■ **What you are asked to do**:
The required result is every line of the records that includes "with".

── Listed entries

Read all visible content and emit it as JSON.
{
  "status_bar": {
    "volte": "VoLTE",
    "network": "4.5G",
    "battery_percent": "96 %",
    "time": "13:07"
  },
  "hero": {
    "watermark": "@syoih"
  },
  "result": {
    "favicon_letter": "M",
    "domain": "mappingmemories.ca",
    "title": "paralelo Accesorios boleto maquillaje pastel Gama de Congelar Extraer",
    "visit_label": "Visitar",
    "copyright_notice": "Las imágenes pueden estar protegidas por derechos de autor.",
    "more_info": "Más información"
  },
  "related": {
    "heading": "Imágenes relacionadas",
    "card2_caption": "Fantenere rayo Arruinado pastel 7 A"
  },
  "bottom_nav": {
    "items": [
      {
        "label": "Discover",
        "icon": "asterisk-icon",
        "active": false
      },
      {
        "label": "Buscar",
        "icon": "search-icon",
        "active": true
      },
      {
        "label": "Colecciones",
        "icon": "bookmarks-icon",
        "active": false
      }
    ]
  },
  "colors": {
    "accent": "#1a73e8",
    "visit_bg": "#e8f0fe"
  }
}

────
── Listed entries

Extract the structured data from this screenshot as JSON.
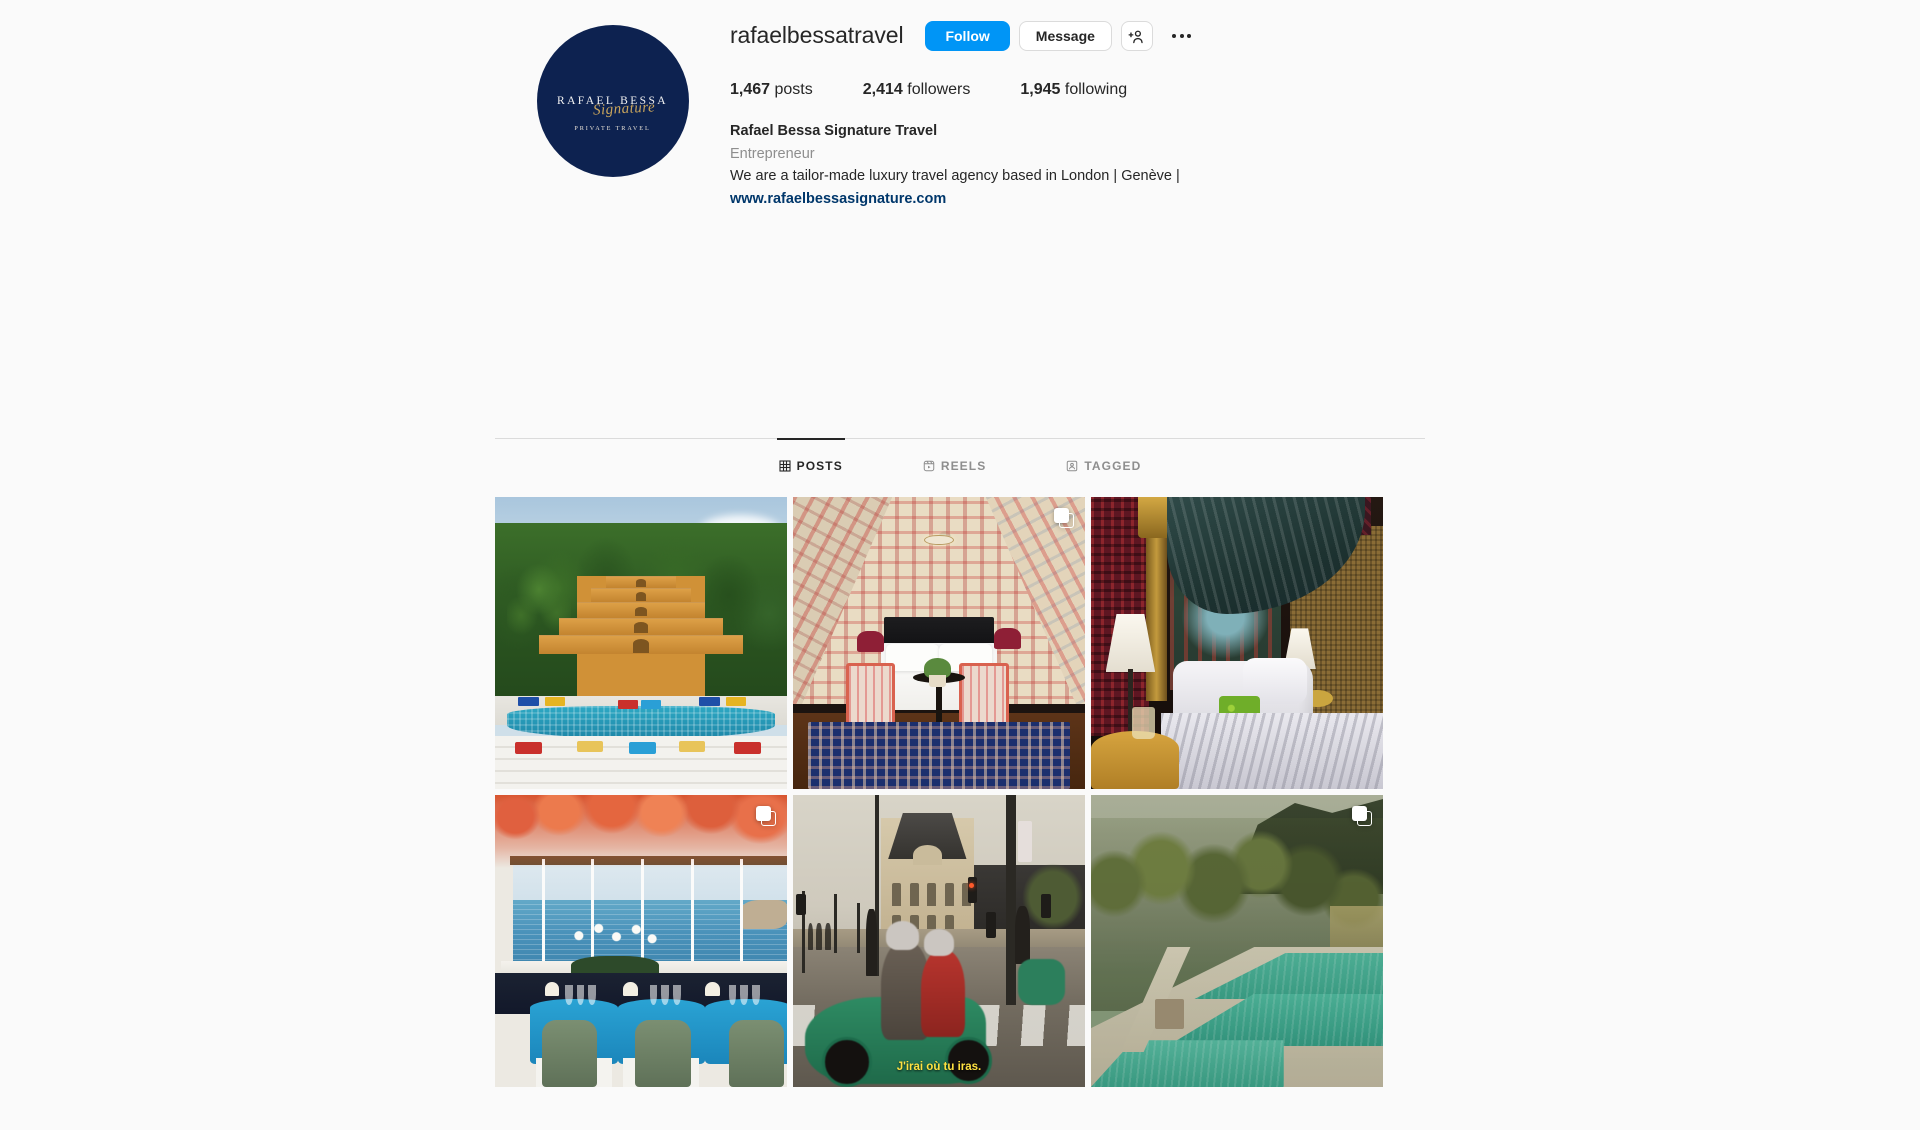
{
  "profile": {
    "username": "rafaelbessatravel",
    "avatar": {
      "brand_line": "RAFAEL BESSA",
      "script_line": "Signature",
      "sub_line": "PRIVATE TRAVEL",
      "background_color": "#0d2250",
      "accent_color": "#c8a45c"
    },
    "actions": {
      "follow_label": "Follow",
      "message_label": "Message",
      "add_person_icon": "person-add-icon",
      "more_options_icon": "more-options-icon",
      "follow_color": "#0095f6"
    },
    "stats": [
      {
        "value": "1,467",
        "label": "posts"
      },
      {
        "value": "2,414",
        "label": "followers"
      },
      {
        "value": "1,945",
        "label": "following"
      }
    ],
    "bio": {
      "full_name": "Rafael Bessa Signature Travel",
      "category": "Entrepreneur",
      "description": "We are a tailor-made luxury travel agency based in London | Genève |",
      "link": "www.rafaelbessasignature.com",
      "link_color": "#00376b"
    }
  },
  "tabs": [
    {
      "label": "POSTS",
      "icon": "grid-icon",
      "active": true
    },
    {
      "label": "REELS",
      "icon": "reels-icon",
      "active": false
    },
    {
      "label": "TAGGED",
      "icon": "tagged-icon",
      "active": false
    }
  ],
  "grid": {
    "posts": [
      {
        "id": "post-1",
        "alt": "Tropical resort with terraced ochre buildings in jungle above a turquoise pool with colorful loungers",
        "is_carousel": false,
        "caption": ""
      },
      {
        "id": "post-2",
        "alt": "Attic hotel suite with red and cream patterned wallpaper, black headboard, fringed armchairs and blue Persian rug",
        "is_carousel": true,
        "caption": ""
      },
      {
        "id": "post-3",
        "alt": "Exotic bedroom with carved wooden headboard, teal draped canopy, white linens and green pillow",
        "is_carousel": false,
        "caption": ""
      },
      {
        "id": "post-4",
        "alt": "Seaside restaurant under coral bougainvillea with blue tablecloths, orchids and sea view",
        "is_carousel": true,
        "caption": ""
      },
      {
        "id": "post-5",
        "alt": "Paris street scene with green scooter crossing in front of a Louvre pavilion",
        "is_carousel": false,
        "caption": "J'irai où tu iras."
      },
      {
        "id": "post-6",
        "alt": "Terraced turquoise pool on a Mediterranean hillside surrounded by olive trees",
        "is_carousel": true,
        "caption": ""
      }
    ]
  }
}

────

■ **Completed exercise**:
        "alt": "Tropical resort with terraced ochre buildings in jungle above a turquoise pool with colorful loungers",
        "alt": "Attic hotel suite with red and cream patterned wallpaper, black headboard, fringed armchairs and blue Persian rug",
        "alt": "Exotic bedroom with carved wooden headboard, teal draped canopy, white linens and green pillow",
        "alt": "Seaside restaurant under coral bougainvillea with blue tablecloths, orchids and sea view",
        "alt": "Paris street scene with green scooter crossing in front of a Louvre pavilion",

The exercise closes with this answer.